Italian Food and Flavours
Olive Oil : Producing the Real Thing
Olive Oil : Producing the Real thing
In the spate of recent reports about several large Italian olive oil companies doctoring their oil and still labelling it extra virgin, I’d ike to share with you me and my family’s week of harvesting and producing the real thing!
On an Italian food and flavours holiday you can learn how to distinguish between supermarket oil and top quality oils – believe me I don’t know a local Italian who would even consider buying an oil from a supermarket! Learn how it should be done from harvesting to bottling.
Also read below for some tips to make sure that you purchase only the best extra virgin olive oil!
We own about 30 large olive trees and 30 young trees, with a variety of olive types – there are over 100 types, the most popular here is leccino but we also have frantoio and carbenlla. When the time is right, ideally when the olives are turning from green to black and a few days of fine weather is forecast we begin.
We first place the special nets around the tree and secure, making sure that there is no way that the olives can roll off the net!
The olives are then manually raked from the tree – it’s like combing through very tangled hair. The olives should pop off and drop onto the net.
Once the tree is finished the olives are placed in crates, then spread in our work room. It is important that once picked the olives are milled asap, ideally within 24 hours.
Making the oil
We spent a whole afternoon watching our olives go through the elaborate process of milling and cold pressing. We used a brand new local cold press which means the olives are not heated. Not to get too technical we believe the oil is superior to centrifugal mills which don’t cold press the olives.
The Milling process in 5 stages:
1)The olives are shaken free of leaves and twigs although a few leaves, I am told, add a special something to the final product.
2) Next is the grinding with rotating mill stones which presses the olives into a delicious smelling muddy sludge.
3) This paste is applied to circular mats which are then threaded onto a huge hydraulic piston
4) This is pressed for several hours to release the liquid components – oil and water.
5) The oil/water mix is collected and separated so that all that pours out at the end is the luscious green olive oil.
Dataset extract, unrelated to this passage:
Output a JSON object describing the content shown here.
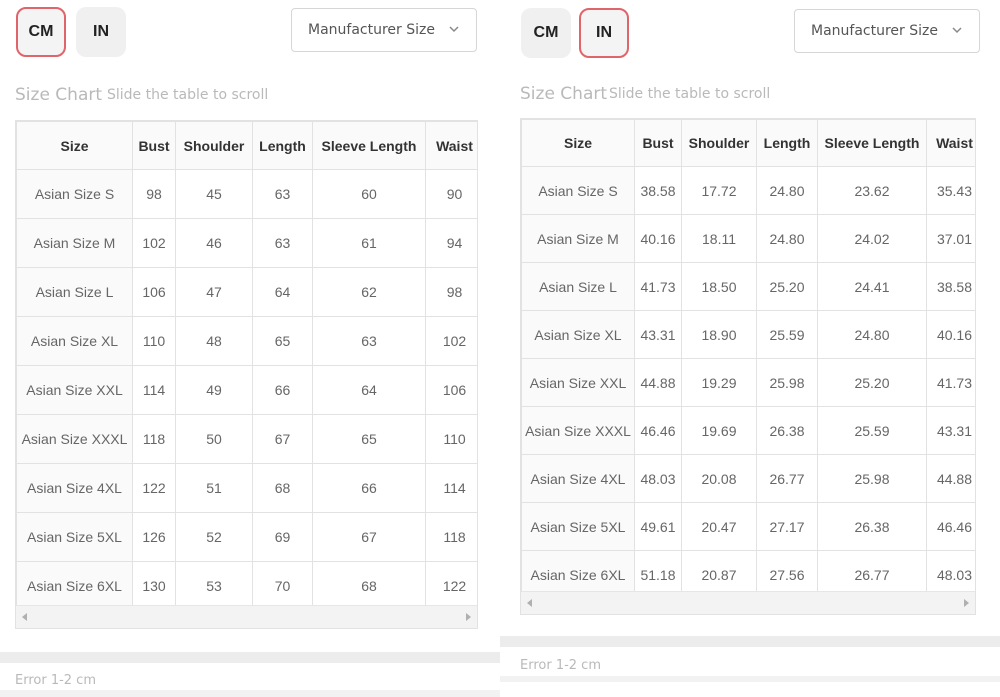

Everyone is careful to ensure one person’s olives are totally separate from the next inline. Although a traditional cold press, the machinery was brand new, efficient, and the people working there very proud of their skills and knowledge. It is, believe me, so exciting to see your hard work resulting in the gush of green olive oil. Even the owner is smiling with you.
Five tips when buying extra virgin Italian olive oil
1) Look for oil from the first pressing, from a single estate/producer and ideally buy directly from them– the term extra virgin is not terribly useful and as in recent news been fraudulently used on bottles. It refers to the acidity of the oil which should be 0.8 % or below but if you follow all these tips then you should be ok
2) If its cheap then don’t buy it.
3) Smell and taste it. Like wine there are many different types of good oil. Ours is peppery, almost bitter green and hits the back of your throat with a sharp kick. Some Italian oil are fruitier and milder in taste. During our autumn course we all learnt how to smell and taste oil and we didn’t even want to taste the supermarket stuff! We were taught to allow only our senses of smell and taste to assess the quality.
4) Check the harvest date and buy the freshest oil possible. In le Marche there was almost no harvest last year and so we are all celebrating this years bumper crop. A shortage of Italian oil last year meant oil from other countries being mixed with Italian oil and then sold fraudulently as pure Italian Olive Oil – read the small print!
5) Join us next year and we will ensure that you can taste and buy oil directly from a local producer!
With the company Nudo, set up in Le Marche you can purchase olive oil or adopt a tree from a local producer we visit on our cooking holidays. Tiziano Aleandri is passionate about olives and has taught us all about real extra virgin olive oil.
By partnering with Nudo he makes sure his olive oil can be directly purchased by the consumer. The adopt an olive tree idea is a great way to be part of the process and what a fantastic idea for a foodie christmas gift!